» Work required
Exact copy, pictures excluded: write out every line below.

» Records shown
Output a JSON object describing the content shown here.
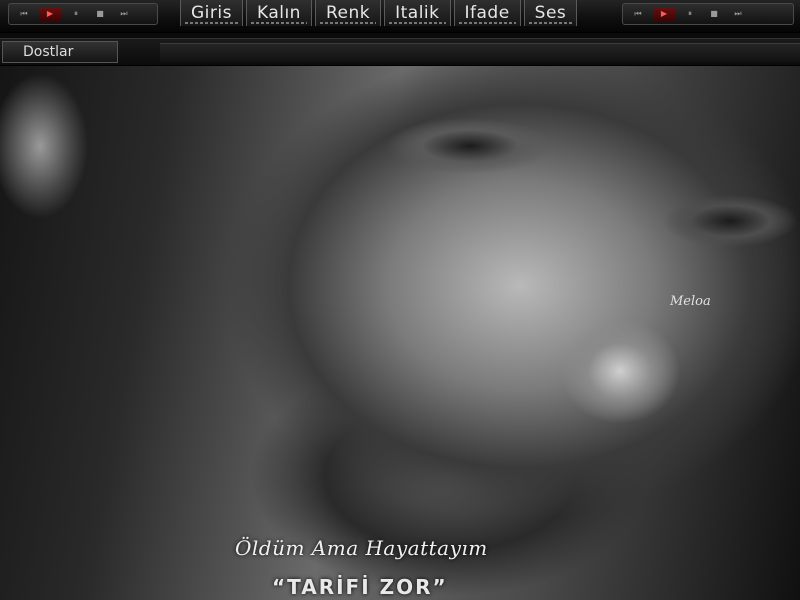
{
  "players": {
    "left": {
      "buttons": [
        {
          "icon": "skip-back-icon",
          "glyph": "⏮"
        },
        {
          "icon": "play-icon",
          "glyph": "▶"
        },
        {
          "icon": "pause-icon",
          "glyph": "⏸"
        },
        {
          "icon": "stop-icon",
          "glyph": "■"
        },
        {
          "icon": "skip-forward-icon",
          "glyph": "⏭"
        }
      ]
    },
    "right": {
      "buttons": [
        {
          "icon": "skip-back-icon",
          "glyph": "⏮"
        },
        {
          "icon": "play-icon",
          "glyph": "▶"
        },
        {
          "icon": "pause-icon",
          "glyph": "⏸"
        },
        {
          "icon": "stop-icon",
          "glyph": "■"
        },
        {
          "icon": "skip-forward-icon",
          "glyph": "⏭"
        }
      ]
    }
  },
  "menu": {
    "items": [
      {
        "label": "Giris"
      },
      {
        "label": "Kalın"
      },
      {
        "label": "Renk"
      },
      {
        "label": "Italik"
      },
      {
        "label": "Ifade"
      },
      {
        "label": "Ses"
      }
    ]
  },
  "sidebar": {
    "friends_label": "Dostlar"
  },
  "photo": {
    "signature": "Meloa",
    "quote": "Öldüm Ama Hayattayım",
    "tagline": "“TARİFİ ZOR”"
  },
  "colors": {
    "accent_play": "#ff5a5a",
    "menu_text": "#e6e6e6"
  }
}
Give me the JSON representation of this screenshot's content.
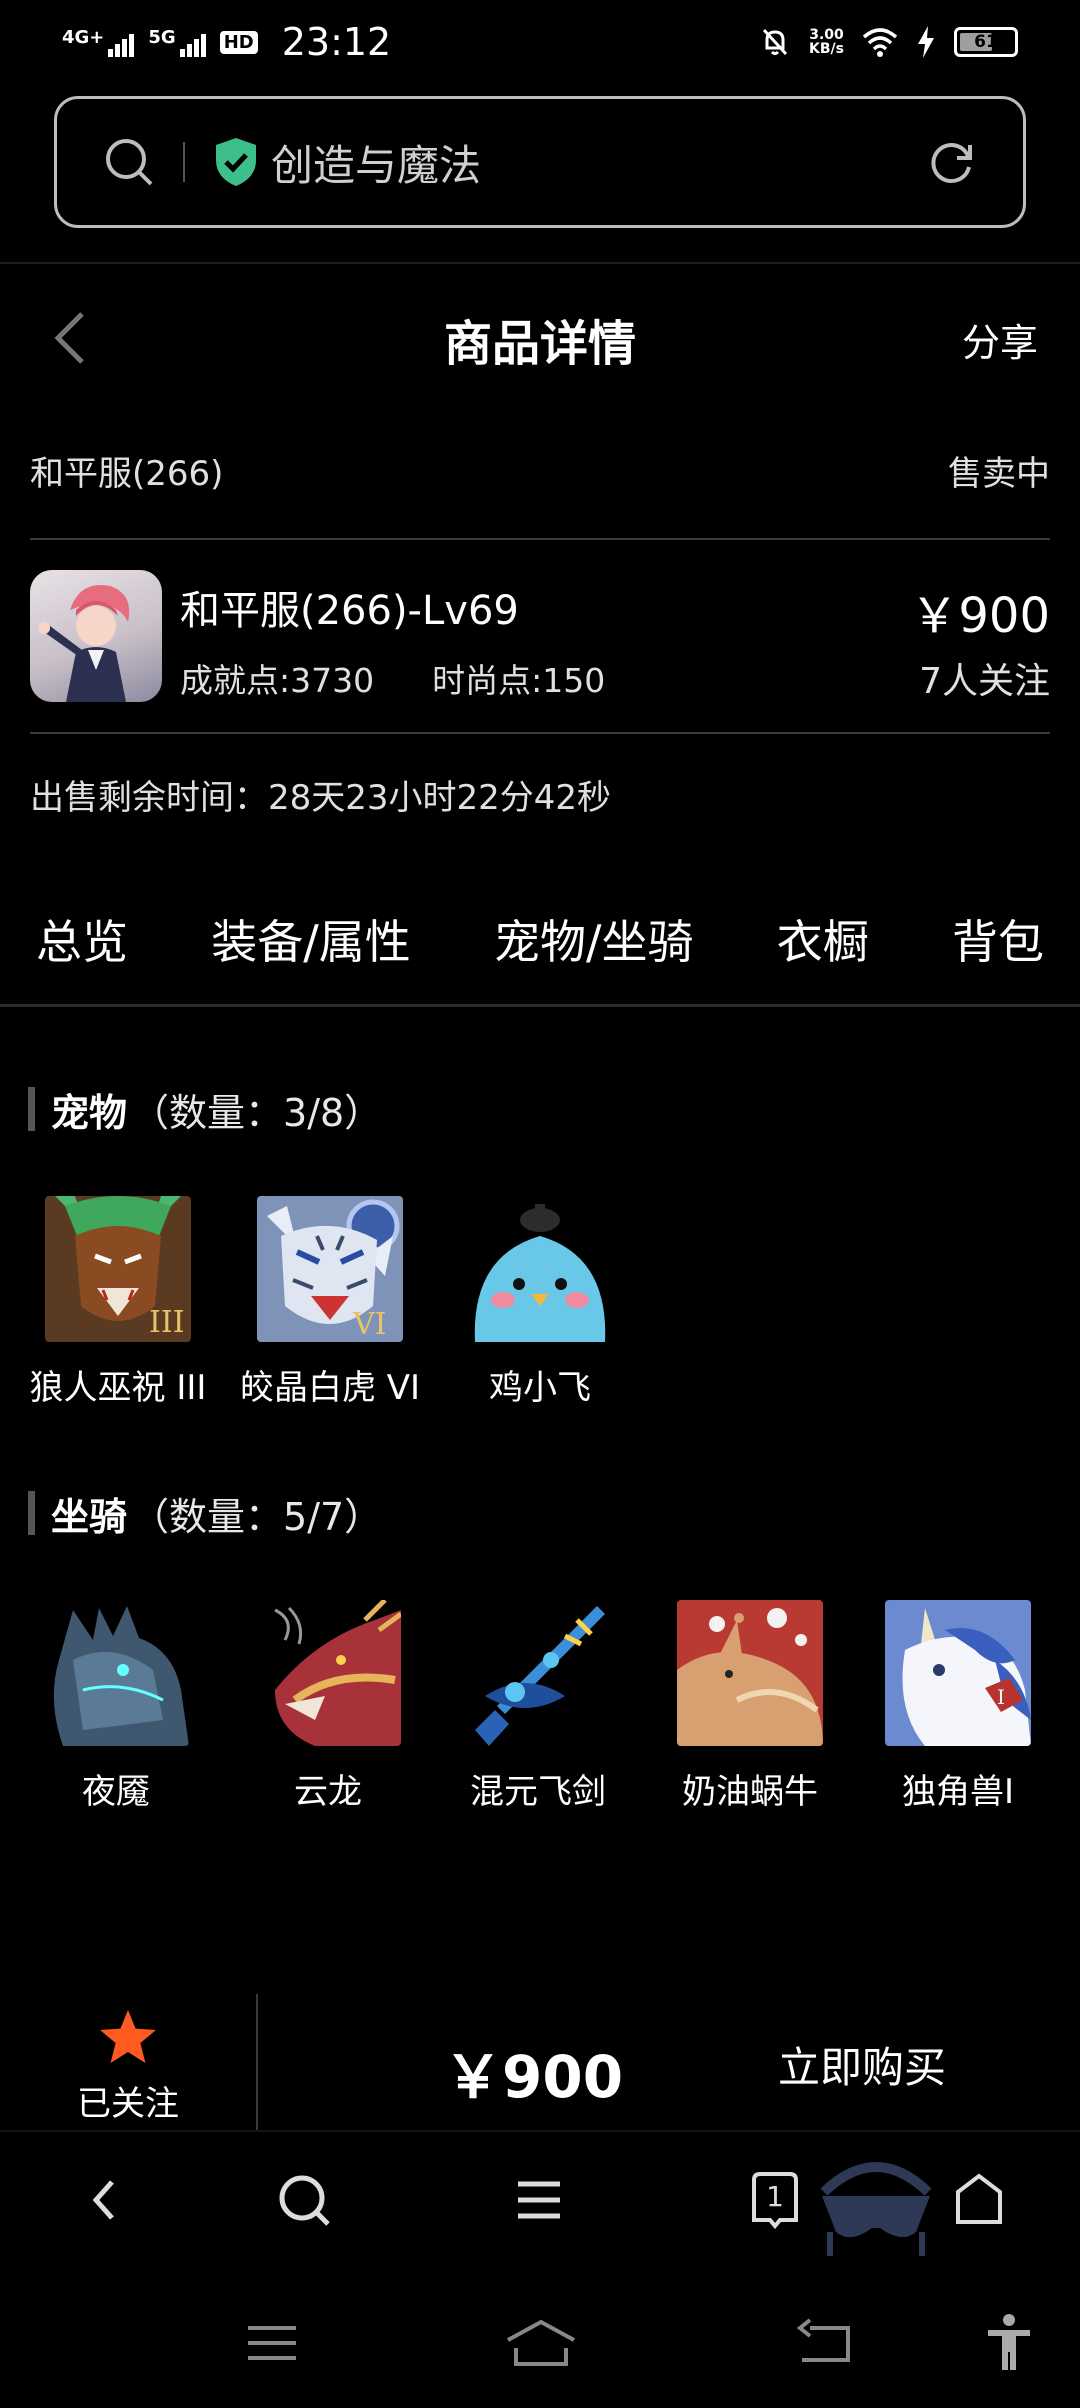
{
  "status_bar": {
    "signal1": "4G+",
    "signal2": "5G",
    "hd": "HD",
    "time": "23:12",
    "speed_value": "3.00",
    "speed_unit": "KB/s",
    "battery": "61"
  },
  "url_bar": {
    "site_title": "创造与魔法"
  },
  "header": {
    "title": "商品详情",
    "share": "分享"
  },
  "server": {
    "name": "和平服(266)",
    "status": "售卖中"
  },
  "product": {
    "name": "和平服(266)-Lv69",
    "achievement": "成就点:3730",
    "fashion": "时尚点:150",
    "price": "￥900",
    "followers": "7人关注"
  },
  "remaining_time": "出售剩余时间：28天23小时22分42秒",
  "tabs": [
    {
      "label": "总览"
    },
    {
      "label": "装备/属性"
    },
    {
      "label": "宠物/坐骑"
    },
    {
      "label": "衣橱"
    },
    {
      "label": "背包"
    }
  ],
  "pets": {
    "title": "宠物",
    "count": "（数量：3/8）",
    "items": [
      {
        "name": "狼人巫祝 III",
        "icon": "werewolf-pet-icon"
      },
      {
        "name": "皎晶白虎 VI",
        "icon": "white-tiger-pet-icon"
      },
      {
        "name": "鸡小飞",
        "icon": "blue-chick-pet-icon"
      }
    ]
  },
  "mounts": {
    "title": "坐骑",
    "count": "（数量：5/7）",
    "items": [
      {
        "name": "夜魇",
        "icon": "nightmare-horse-icon"
      },
      {
        "name": "云龙",
        "icon": "cloud-dragon-icon"
      },
      {
        "name": "混元飞剑",
        "icon": "flying-sword-icon"
      },
      {
        "name": "奶油蜗牛",
        "icon": "cream-snail-icon"
      },
      {
        "name": "独角兽I",
        "icon": "unicorn-icon"
      }
    ]
  },
  "buy_bar": {
    "follow_label": "已关注",
    "price": "￥900",
    "buy_label": "立即购买"
  },
  "browser_bar": {
    "tab_count": "1"
  },
  "colors": {
    "background": "#000000",
    "accent_star": "#ff5a1f",
    "shield_green": "#3dbf8a"
  }
}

» Problem solution
Output a JSON object describing the content shown here.
{
  "players": {
    "left": {
      "buttons": [
        {
          "icon": "skip-back-icon",
          "glyph": "⏮"
        },
        {
          "icon": "play-icon",
          "glyph": "▶"
        },
        {
          "icon": "pause-icon",
          "glyph": "⏸"
        },
        {
          "icon": "stop-icon",
          "glyph": "■"
        },
        {
          "icon": "skip-forward-icon",
          "glyph": "⏭"
        }
      ]
    },
    "right": {
      "buttons": [
        {
          "icon": "skip-back-icon",
          "glyph": "⏮"
        },
        {
          "icon": "play-icon",
          "glyph": "▶"
        },
        {
          "icon": "pause-icon",
          "glyph": "⏸"
        },
        {
          "icon": "stop-icon",
          "glyph": "■"
        },
        {
          "icon": "skip-forward-icon",
          "glyph": "⏭"
        }
      ]
    }
  },
  "menu": {
    "items": [
      {
        "label": "Giris"
      },
      {
        "label": "Kalın"
      },
      {
        "label": "Renk"
      },
      {
        "label": "Italik"
      },
      {
        "label": "Ifade"
      },
      {
        "label": "Ses"
      }
    ]
  },
  "sidebar": {
    "friends_label": "Dostlar"
  },
  "photo": {
    "signature": "Meloa",
    "quote": "Öldüm Ama Hayattayım",
    "tagline": "“TARİFİ ZOR”"
  },
  "colors": {
    "accent_play": "#ff5a5a",
    "menu_text": "#e6e6e6"
  }
}
Give me the JSON representation of this screenshot's content.
{
  "status_bar": {
    "signal1": "4G+",
    "signal2": "5G",
    "hd": "HD",
    "time": "23:12",
    "speed_value": "3.00",
    "speed_unit": "KB/s",
    "battery": "61"
  },
  "url_bar": {
    "site_title": "创造与魔法"
  },
  "header": {
    "title": "商品详情",
    "share": "分享"
  },
  "server": {
    "name": "和平服(266)",
    "status": "售卖中"
  },
  "product": {
    "name": "和平服(266)-Lv69",
    "achievement": "成就点:3730",
    "fashion": "时尚点:150",
    "price": "￥900",
    "followers": "7人关注"
  },
  "remaining_time": "出售剩余时间：28天23小时22分42秒",
  "tabs": [
    {
      "label": "总览"
    },
    {
      "label": "装备/属性"
    },
    {
      "label": "宠物/坐骑"
    },
    {
      "label": "衣橱"
    },
    {
      "label": "背包"
    }
  ],
  "pets": {
    "title": "宠物",
    "count": "（数量：3/8）",
    "items": [
      {
        "name": "狼人巫祝 III",
        "icon": "werewolf-pet-icon"
      },
      {
        "name": "皎晶白虎 VI",
        "icon": "white-tiger-pet-icon"
      },
      {
        "name": "鸡小飞",
        "icon": "blue-chick-pet-icon"
      }
    ]
  },
  "mounts": {
    "title": "坐骑",
    "count": "（数量：5/7）",
    "items": [
      {
        "name": "夜魇",
        "icon": "nightmare-horse-icon"
      },
      {
        "name": "云龙",
        "icon": "cloud-dragon-icon"
      },
      {
        "name": "混元飞剑",
        "icon": "flying-sword-icon"
      },
      {
        "name": "奶油蜗牛",
        "icon": "cream-snail-icon"
      },
      {
        "name": "独角兽I",
        "icon": "unicorn-icon"
      }
    ]
  },
  "buy_bar": {
    "follow_label": "已关注",
    "price": "￥900",
    "buy_label": "立即购买"
  },
  "browser_bar": {
    "tab_count": "1"
  },
  "colors": {
    "background": "#000000",
    "accent_star": "#ff5a1f",
    "shield_green": "#3dbf8a"
  }
}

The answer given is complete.